TASK DETAILS: A complete, exact copy of the data is the required answer.

PROVIDED DATA:
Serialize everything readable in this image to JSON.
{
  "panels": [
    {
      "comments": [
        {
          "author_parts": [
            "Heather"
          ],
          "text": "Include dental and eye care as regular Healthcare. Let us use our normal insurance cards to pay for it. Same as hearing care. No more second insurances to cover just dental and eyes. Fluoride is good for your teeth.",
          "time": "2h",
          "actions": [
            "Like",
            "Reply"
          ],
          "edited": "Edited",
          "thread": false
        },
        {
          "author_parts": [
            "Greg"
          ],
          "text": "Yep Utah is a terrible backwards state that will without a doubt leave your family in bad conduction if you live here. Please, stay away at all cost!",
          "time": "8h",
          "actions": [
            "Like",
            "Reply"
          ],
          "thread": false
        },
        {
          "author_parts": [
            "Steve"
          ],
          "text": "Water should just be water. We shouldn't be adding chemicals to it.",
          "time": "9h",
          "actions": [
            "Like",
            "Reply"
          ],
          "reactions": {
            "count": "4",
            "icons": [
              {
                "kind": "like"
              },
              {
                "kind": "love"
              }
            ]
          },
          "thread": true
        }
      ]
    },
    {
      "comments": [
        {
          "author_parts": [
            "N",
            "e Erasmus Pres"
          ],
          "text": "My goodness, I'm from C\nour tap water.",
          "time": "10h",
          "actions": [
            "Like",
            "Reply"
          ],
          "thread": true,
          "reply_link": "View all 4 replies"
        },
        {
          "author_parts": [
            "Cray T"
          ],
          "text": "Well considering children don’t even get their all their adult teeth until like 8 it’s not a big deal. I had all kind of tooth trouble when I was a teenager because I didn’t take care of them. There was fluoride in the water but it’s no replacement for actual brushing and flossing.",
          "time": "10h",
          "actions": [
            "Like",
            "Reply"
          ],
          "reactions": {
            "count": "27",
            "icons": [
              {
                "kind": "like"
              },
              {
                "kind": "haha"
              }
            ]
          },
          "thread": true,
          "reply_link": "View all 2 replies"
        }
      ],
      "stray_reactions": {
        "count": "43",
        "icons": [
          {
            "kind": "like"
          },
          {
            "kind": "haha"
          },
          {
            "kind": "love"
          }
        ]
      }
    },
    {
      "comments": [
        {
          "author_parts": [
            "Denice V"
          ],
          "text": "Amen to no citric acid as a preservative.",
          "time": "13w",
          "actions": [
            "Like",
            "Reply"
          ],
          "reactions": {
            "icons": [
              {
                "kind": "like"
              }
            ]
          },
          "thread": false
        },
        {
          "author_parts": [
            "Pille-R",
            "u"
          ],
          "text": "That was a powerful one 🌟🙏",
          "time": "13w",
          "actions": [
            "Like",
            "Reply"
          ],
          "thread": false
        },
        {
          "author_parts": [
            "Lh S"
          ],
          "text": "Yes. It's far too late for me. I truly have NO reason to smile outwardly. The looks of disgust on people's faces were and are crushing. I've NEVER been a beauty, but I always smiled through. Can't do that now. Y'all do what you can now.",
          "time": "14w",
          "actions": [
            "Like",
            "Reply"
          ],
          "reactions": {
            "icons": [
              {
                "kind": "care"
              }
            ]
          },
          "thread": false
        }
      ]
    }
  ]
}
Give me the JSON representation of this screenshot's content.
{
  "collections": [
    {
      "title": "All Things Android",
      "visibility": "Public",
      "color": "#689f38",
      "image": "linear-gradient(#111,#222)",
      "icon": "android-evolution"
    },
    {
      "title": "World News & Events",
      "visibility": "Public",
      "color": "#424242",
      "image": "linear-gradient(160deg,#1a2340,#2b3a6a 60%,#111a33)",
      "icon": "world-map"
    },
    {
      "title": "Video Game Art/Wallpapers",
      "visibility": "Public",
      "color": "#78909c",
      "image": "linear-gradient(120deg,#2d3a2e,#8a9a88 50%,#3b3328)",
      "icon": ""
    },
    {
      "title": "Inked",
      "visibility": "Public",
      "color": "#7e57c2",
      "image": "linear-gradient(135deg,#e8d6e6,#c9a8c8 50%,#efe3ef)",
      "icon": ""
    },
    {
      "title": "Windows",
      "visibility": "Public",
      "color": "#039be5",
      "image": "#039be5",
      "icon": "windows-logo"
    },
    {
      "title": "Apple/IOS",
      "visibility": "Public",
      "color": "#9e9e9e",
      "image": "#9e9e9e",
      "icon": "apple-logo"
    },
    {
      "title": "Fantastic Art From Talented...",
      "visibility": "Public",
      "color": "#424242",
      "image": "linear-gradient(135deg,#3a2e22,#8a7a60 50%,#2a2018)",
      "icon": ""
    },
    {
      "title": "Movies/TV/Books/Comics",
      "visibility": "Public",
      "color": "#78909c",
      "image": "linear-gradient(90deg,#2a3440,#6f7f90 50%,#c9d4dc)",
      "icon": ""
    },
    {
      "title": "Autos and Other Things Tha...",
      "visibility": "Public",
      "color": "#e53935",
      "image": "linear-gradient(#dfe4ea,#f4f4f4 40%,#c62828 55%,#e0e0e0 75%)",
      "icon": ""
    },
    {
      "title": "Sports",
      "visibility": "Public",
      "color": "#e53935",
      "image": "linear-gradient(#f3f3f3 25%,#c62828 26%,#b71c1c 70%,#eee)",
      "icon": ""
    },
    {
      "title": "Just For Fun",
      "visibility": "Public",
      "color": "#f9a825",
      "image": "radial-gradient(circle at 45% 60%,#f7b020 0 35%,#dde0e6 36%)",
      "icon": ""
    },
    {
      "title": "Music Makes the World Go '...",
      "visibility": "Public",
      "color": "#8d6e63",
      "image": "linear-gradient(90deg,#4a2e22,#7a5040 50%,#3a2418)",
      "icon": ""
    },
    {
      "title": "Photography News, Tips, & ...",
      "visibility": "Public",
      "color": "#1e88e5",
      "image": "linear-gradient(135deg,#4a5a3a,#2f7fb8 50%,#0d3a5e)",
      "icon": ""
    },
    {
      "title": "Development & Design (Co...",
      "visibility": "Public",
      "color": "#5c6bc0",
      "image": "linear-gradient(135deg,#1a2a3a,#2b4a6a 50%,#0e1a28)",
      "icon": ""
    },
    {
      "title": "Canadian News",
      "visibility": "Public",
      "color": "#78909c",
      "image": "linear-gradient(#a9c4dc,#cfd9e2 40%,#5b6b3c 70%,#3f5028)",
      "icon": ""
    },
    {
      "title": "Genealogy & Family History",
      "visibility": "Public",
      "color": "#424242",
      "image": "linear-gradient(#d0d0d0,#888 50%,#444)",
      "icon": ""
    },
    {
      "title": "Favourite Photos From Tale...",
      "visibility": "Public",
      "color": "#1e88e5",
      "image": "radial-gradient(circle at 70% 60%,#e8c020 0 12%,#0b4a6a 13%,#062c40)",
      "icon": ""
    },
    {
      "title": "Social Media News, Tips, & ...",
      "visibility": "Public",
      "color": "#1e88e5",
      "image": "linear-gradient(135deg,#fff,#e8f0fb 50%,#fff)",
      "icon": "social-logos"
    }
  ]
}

ANSWER TO THE EXERCISE:
Serialize everything readable in this image to JSON.
{
  "panels": [
    {
      "comments": [
        {
          "author_parts": [
            "Heather"
          ],
          "text": "Include dental and eye care as regular Healthcare. Let us use our normal insurance cards to pay for it. Same as hearing care. No more second insurances to cover just dental and eyes. Fluoride is good for your teeth.",
          "time": "2h",
          "actions": [
            "Like",
            "Reply"
          ],
          "edited": "Edited",
          "thread": false
        },
        {
          "author_parts": [
            "Greg"
          ],
          "text": "Yep Utah is a terrible backwards state that will without a doubt leave your family in bad conduction if you live here. Please, stay away at all cost!",
          "time": "8h",
          "actions": [
            "Like",
            "Reply"
          ],
          "thread": false
        },
        {
          "author_parts": [
            "Steve"
          ],
          "text": "Water should just be water. We shouldn't be adding chemicals to it.",
          "time": "9h",
          "actions": [
            "Like",
            "Reply"
          ],
          "reactions": {
            "count": "4",
            "icons": [
              {
                "kind": "like"
              },
              {
                "kind": "love"
              }
            ]
          },
          "thread": true
        }
      ]
    },
    {
      "comments": [
        {
          "author_parts": [
            "N",
            "e Erasmus Pres"
          ],
          "text": "My goodness, I'm from C\nour tap water.",
          "time": "10h",
          "actions": [
            "Like",
            "Reply"
          ],
          "thread": true,
          "reply_link": "View all 4 replies"
        },
        {
          "author_parts": [
            "Cray T"
          ],
          "text": "Well considering children don’t even get their all their adult teeth until like 8 it’s not a big deal. I had all kind of tooth trouble when I was a teenager because I didn’t take care of them. There was fluoride in the water but it’s no replacement for actual brushing and flossing.",
          "time": "10h",
          "actions": [
            "Like",
            "Reply"
          ],
          "reactions": {
            "count": "27",
            "icons": [
              {
                "kind": "like"
              },
              {
                "kind": "haha"
              }
            ]
          },
          "thread": true,
          "reply_link": "View all 2 replies"
        }
      ],
      "stray_reactions": {
        "count": "43",
        "icons": [
          {
            "kind": "like"
          },
          {
            "kind": "haha"
          },
          {
            "kind": "love"
          }
        ]
      }
    },
    {
      "comments": [
        {
          "author_parts": [
            "Denice V"
          ],
          "text": "Amen to no citric acid as a preservative.",
          "time": "13w",
          "actions": [
            "Like",
            "Reply"
          ],
          "reactions": {
            "icons": [
              {
                "kind": "like"
              }
            ]
          },
          "thread": false
        },
        {
          "author_parts": [
            "Pille-R",
            "u"
          ],
          "text": "That was a powerful one 🌟🙏",
          "time": "13w",
          "actions": [
            "Like",
            "Reply"
          ],
          "thread": false
        },
        {
          "author_parts": [
            "Lh S"
          ],
          "text": "Yes. It's far too late for me. I truly have NO reason to smile outwardly. The looks of disgust on people's faces were and are crushing. I've NEVER been a beauty, but I always smiled through. Can't do that now. Y'all do what you can now.",
          "time": "14w",
          "actions": [
            "Like",
            "Reply"
          ],
          "reactions": {
            "icons": [
              {
                "kind": "care"
              }
            ]
          },
          "thread": false
        }
      ]
    }
  ]
}
Give me the JSON representation of this screenshot's content.
{
  "collections": [
    {
      "title": "All Things Android",
      "visibility": "Public",
      "color": "#689f38",
      "image": "linear-gradient(#111,#222)",
      "icon": "android-evolution"
    },
    {
      "title": "World News & Events",
      "visibility": "Public",
      "color": "#424242",
      "image": "linear-gradient(160deg,#1a2340,#2b3a6a 60%,#111a33)",
      "icon": "world-map"
    },
    {
      "title": "Video Game Art/Wallpapers",
      "visibility": "Public",
      "color": "#78909c",
      "image": "linear-gradient(120deg,#2d3a2e,#8a9a88 50%,#3b3328)",
      "icon": ""
    },
    {
      "title": "Inked",
      "visibility": "Public",
      "color": "#7e57c2",
      "image": "linear-gradient(135deg,#e8d6e6,#c9a8c8 50%,#efe3ef)",
      "icon": ""
    },
    {
      "title": "Windows",
      "visibility": "Public",
      "color": "#039be5",
      "image": "#039be5",
      "icon": "windows-logo"
    },
    {
      "title": "Apple/IOS",
      "visibility": "Public",
      "color": "#9e9e9e",
      "image": "#9e9e9e",
      "icon": "apple-logo"
    },
    {
      "title": "Fantastic Art From Talented...",
      "visibility": "Public",
      "color": "#424242",
      "image": "linear-gradient(135deg,#3a2e22,#8a7a60 50%,#2a2018)",
      "icon": ""
    },
    {
      "title": "Movies/TV/Books/Comics",
      "visibility": "Public",
      "color": "#78909c",
      "image": "linear-gradient(90deg,#2a3440,#6f7f90 50%,#c9d4dc)",
      "icon": ""
    },
    {
      "title": "Autos and Other Things Tha...",
      "visibility": "Public",
      "color": "#e53935",
      "image": "linear-gradient(#dfe4ea,#f4f4f4 40%,#c62828 55%,#e0e0e0 75%)",
      "icon": ""
    },
    {
      "title": "Sports",
      "visibility": "Public",
      "color": "#e53935",
      "image": "linear-gradient(#f3f3f3 25%,#c62828 26%,#b71c1c 70%,#eee)",
      "icon": ""
    },
    {
      "title": "Just For Fun",
      "visibility": "Public",
      "color": "#f9a825",
      "image": "radial-gradient(circle at 45% 60%,#f7b020 0 35%,#dde0e6 36%)",
      "icon": ""
    },
    {
      "title": "Music Makes the World Go '...",
      "visibility": "Public",
      "color": "#8d6e63",
      "image": "linear-gradient(90deg,#4a2e22,#7a5040 50%,#3a2418)",
      "icon": ""
    },
    {
      "title": "Photography News, Tips, & ...",
      "visibility": "Public",
      "color": "#1e88e5",
      "image": "linear-gradient(135deg,#4a5a3a,#2f7fb8 50%,#0d3a5e)",
      "icon": ""
    },
    {
      "title": "Development & Design (Co...",
      "visibility": "Public",
      "color": "#5c6bc0",
      "image": "linear-gradient(135deg,#1a2a3a,#2b4a6a 50%,#0e1a28)",
      "icon": ""
    },
    {
      "title": "Canadian News",
      "visibility": "Public",
      "color": "#78909c",
      "image": "linear-gradient(#a9c4dc,#cfd9e2 40%,#5b6b3c 70%,#3f5028)",
      "icon": ""
    },
    {
      "title": "Genealogy & Family History",
      "visibility": "Public",
      "color": "#424242",
      "image": "linear-gradient(#d0d0d0,#888 50%,#444)",
      "icon": ""
    },
    {
      "title": "Favourite Photos From Tale...",
      "visibility": "Public",
      "color": "#1e88e5",
      "image": "radial-gradient(circle at 70% 60%,#e8c020 0 12%,#0b4a6a 13%,#062c40)",
      "icon": ""
    },
    {
      "title": "Social Media News, Tips, & ...",
      "visibility": "Public",
      "color": "#1e88e5",
      "image": "linear-gradient(135deg,#fff,#e8f0fb 50%,#fff)",
      "icon": "social-logos"
    }
  ]
}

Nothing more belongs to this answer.